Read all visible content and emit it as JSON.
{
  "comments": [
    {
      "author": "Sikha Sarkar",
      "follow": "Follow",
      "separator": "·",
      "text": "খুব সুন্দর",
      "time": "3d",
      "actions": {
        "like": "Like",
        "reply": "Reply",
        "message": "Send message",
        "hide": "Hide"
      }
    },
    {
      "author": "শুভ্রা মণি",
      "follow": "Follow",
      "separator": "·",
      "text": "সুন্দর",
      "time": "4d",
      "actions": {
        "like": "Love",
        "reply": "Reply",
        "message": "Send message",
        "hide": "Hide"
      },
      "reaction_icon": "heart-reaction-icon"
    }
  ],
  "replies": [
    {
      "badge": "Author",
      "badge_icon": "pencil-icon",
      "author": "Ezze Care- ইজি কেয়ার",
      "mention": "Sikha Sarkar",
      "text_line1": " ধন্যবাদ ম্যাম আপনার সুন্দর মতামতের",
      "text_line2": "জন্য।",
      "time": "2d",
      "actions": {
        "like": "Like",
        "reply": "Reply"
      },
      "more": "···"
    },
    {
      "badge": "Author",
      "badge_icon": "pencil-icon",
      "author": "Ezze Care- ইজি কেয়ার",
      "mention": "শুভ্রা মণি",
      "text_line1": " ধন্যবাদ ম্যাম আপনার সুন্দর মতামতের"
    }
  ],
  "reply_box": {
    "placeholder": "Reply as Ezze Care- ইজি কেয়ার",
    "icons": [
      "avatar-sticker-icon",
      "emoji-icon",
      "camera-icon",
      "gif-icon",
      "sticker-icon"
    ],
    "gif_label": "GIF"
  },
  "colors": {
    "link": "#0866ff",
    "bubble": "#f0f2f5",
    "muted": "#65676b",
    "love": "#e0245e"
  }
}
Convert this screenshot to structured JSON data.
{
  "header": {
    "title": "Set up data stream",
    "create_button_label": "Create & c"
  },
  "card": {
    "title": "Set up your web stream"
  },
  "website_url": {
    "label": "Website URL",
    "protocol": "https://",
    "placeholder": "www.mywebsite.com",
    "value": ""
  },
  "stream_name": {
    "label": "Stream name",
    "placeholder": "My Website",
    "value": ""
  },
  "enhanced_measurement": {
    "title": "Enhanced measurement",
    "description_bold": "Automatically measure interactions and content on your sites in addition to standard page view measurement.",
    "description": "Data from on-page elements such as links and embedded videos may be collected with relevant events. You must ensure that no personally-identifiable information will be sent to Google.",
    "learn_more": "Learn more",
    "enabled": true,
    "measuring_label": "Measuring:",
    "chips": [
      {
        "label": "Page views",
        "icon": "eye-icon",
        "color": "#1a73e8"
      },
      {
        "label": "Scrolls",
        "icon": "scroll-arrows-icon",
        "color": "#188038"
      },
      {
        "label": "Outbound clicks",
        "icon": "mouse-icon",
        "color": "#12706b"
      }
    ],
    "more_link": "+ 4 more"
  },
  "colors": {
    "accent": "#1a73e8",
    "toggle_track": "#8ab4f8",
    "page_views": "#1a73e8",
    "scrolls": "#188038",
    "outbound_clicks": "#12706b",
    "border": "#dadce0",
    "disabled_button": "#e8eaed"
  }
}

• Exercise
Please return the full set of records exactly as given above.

• Your response
Read all visible content and emit it as JSON.
{
  "comments": [
    {
      "author": "Sikha Sarkar",
      "follow": "Follow",
      "separator": "·",
      "text": "খুব সুন্দর",
      "time": "3d",
      "actions": {
        "like": "Like",
        "reply": "Reply",
        "message": "Send message",
        "hide": "Hide"
      }
    },
    {
      "author": "শুভ্রা মণি",
      "follow": "Follow",
      "separator": "·",
      "text": "সুন্দর",
      "time": "4d",
      "actions": {
        "like": "Love",
        "reply": "Reply",
        "message": "Send message",
        "hide": "Hide"
      },
      "reaction_icon": "heart-reaction-icon"
    }
  ],
  "replies": [
    {
      "badge": "Author",
      "badge_icon": "pencil-icon",
      "author": "Ezze Care- ইজি কেয়ার",
      "mention": "Sikha Sarkar",
      "text_line1": " ধন্যবাদ ম্যাম আপনার সুন্দর মতামতের",
      "text_line2": "জন্য।",
      "time": "2d",
      "actions": {
        "like": "Like",
        "reply": "Reply"
      },
      "more": "···"
    },
    {
      "badge": "Author",
      "badge_icon": "pencil-icon",
      "author": "Ezze Care- ইজি কেয়ার",
      "mention": "শুভ্রা মণি",
      "text_line1": " ধন্যবাদ ম্যাম আপনার সুন্দর মতামতের"
    }
  ],
  "reply_box": {
    "placeholder": "Reply as Ezze Care- ইজি কেয়ার",
    "icons": [
      "avatar-sticker-icon",
      "emoji-icon",
      "camera-icon",
      "gif-icon",
      "sticker-icon"
    ],
    "gif_label": "GIF"
  },
  "colors": {
    "link": "#0866ff",
    "bubble": "#f0f2f5",
    "muted": "#65676b",
    "love": "#e0245e"
  }
}
Convert this screenshot to structured JSON data.
{
  "header": {
    "title": "Set up data stream",
    "create_button_label": "Create & c"
  },
  "card": {
    "title": "Set up your web stream"
  },
  "website_url": {
    "label": "Website URL",
    "protocol": "https://",
    "placeholder": "www.mywebsite.com",
    "value": ""
  },
  "stream_name": {
    "label": "Stream name",
    "placeholder": "My Website",
    "value": ""
  },
  "enhanced_measurement": {
    "title": "Enhanced measurement",
    "description_bold": "Automatically measure interactions and content on your sites in addition to standard page view measurement.",
    "description": "Data from on-page elements such as links and embedded videos may be collected with relevant events. You must ensure that no personally-identifiable information will be sent to Google.",
    "learn_more": "Learn more",
    "enabled": true,
    "measuring_label": "Measuring:",
    "chips": [
      {
        "label": "Page views",
        "icon": "eye-icon",
        "color": "#1a73e8"
      },
      {
        "label": "Scrolls",
        "icon": "scroll-arrows-icon",
        "color": "#188038"
      },
      {
        "label": "Outbound clicks",
        "icon": "mouse-icon",
        "color": "#12706b"
      }
    ],
    "more_link": "+ 4 more"
  },
  "colors": {
    "accent": "#1a73e8",
    "toggle_track": "#8ab4f8",
    "page_views": "#1a73e8",
    "scrolls": "#188038",
    "outbound_clicks": "#12706b",
    "border": "#dadce0",
    "disabled_button": "#e8eaed"
  }
}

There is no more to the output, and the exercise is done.